**PROBLEM TO SOLVE**: Scan the entries below, and for each line that includes the word "input", make a copy.

**Page and application data records**:
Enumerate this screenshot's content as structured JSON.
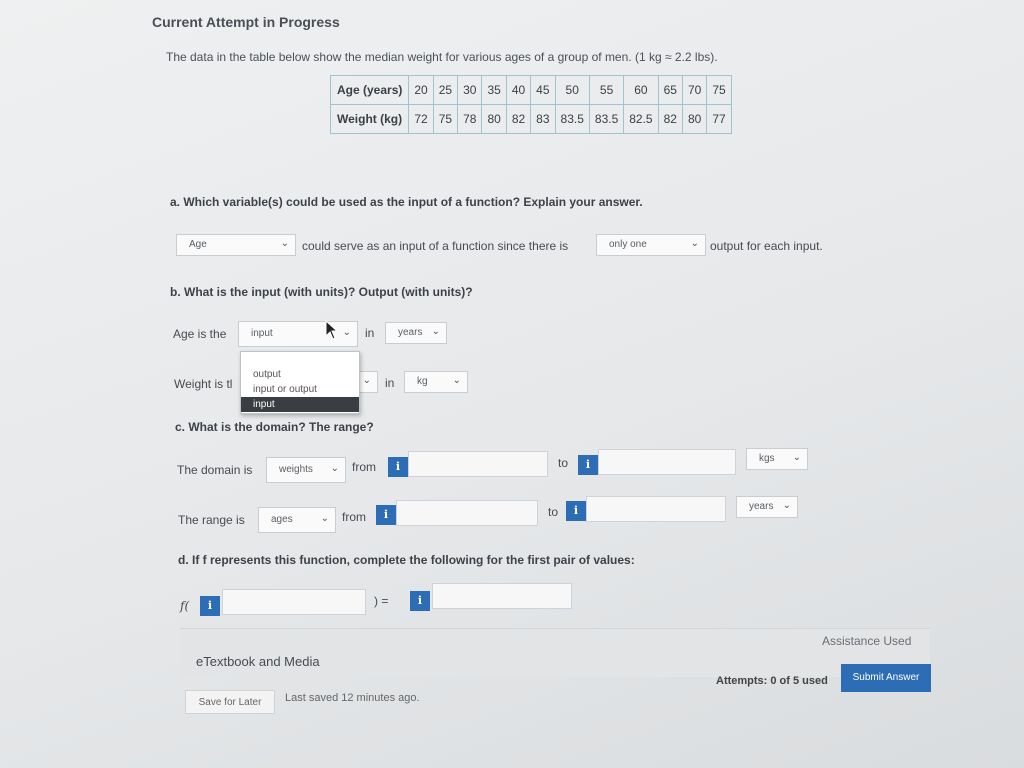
{
  "header": {
    "title": "Current Attempt in Progress"
  },
  "intro": {
    "text": "The data in the table below show the median weight for various ages of a group of men. (1 kg ≈ 2.2 lbs)."
  },
  "table": {
    "row_labels": [
      "Age (years)",
      "Weight (kg)"
    ],
    "ages": [
      "20",
      "25",
      "30",
      "35",
      "40",
      "45",
      "50",
      "55",
      "60",
      "65",
      "70",
      "75"
    ],
    "weights": [
      "72",
      "75",
      "78",
      "80",
      "82",
      "83",
      "83.5",
      "83.5",
      "82.5",
      "82",
      "80",
      "77"
    ]
  },
  "part_a": {
    "question": "a. Which variable(s) could be used as the input of a function? Explain your answer.",
    "select1": "Age",
    "middle_text": "could serve as an input of a function since there is",
    "select2": "only one",
    "end_text": "output for each input."
  },
  "part_b": {
    "question": "b. What is the input (with units)? Output (with units)?",
    "row1_prefix": "Age is the",
    "row1_select": "input",
    "row1_in": "in",
    "row1_unit": "years",
    "row2_prefix": "Weight is tl",
    "row2_in": "in",
    "row2_unit": "kg",
    "dropdown_options": [
      "output",
      "input or output",
      "input"
    ]
  },
  "part_c": {
    "question": "c. What is the domain? The range?",
    "domain_prefix": "The domain is",
    "domain_select": "weights",
    "domain_from": "from",
    "domain_to": "to",
    "domain_unit": "kgs",
    "range_prefix": "The range is",
    "range_select": "ages",
    "range_from": "from",
    "range_to": "to",
    "range_unit": "years"
  },
  "part_d": {
    "question": "d. If f represents this function, complete the following for the first pair of values:",
    "f_open": "f(",
    "close_eq": ") ="
  },
  "info_glyph": "i",
  "footer": {
    "etextbook": "eTextbook and Media",
    "assistance": "Assistance Used",
    "save_label": "Save for Later",
    "saved_status": "Last saved 12 minutes ago.",
    "attempts": "Attempts: 0 of 5 used",
    "submit_label": "Submit Answer"
  },
  "colors": {
    "accent": "#2d6db5",
    "table_border": "#9fc3cf"
  }
}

**RESULT OF THIS EXERCISE**:
    "question": "a. Which variable(s) could be used as the input of a function? Explain your answer.",
    "middle_text": "could serve as an input of a function since there is",
    "end_text": "output for each input."
    "question": "b. What is the input (with units)? Output (with units)?",
    "row1_select": "input",
      "input or output",
      "input"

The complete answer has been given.